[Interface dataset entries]
----------------------------------------
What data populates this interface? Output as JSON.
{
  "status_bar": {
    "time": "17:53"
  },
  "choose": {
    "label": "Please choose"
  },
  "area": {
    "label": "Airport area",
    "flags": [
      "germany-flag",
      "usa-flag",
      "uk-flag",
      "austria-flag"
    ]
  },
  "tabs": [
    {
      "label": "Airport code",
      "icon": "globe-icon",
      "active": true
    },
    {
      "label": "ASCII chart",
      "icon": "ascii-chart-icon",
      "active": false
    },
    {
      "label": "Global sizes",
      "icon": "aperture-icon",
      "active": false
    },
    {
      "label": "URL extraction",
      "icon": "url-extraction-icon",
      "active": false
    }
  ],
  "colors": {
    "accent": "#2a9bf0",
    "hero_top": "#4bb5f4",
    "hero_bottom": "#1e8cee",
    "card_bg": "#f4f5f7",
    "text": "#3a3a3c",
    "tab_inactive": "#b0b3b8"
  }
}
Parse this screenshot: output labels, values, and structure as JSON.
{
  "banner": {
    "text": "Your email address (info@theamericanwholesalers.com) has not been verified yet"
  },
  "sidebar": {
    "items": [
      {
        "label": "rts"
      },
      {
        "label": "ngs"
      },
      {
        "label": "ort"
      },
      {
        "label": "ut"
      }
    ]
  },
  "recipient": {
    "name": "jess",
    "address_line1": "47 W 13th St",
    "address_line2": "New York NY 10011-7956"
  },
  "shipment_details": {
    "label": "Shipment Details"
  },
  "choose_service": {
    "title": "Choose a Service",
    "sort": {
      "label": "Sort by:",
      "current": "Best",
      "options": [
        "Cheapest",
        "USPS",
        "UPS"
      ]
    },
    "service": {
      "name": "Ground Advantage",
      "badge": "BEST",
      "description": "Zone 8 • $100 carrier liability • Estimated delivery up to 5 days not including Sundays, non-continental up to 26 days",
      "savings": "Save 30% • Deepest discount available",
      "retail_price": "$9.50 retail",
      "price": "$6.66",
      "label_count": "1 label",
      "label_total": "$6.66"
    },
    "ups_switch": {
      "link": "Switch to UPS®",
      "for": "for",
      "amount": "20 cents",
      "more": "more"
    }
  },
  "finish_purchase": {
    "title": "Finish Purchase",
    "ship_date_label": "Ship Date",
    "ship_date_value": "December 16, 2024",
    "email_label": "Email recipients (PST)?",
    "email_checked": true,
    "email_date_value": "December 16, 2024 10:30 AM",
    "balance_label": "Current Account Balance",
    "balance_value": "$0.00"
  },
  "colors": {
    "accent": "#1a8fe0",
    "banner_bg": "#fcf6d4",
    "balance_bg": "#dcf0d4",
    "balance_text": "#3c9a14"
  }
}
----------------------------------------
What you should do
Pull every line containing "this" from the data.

Exercise solution
What data populates this interface? Output as JSON.
Parse this screenshot: output labels, values, and structure as JSON.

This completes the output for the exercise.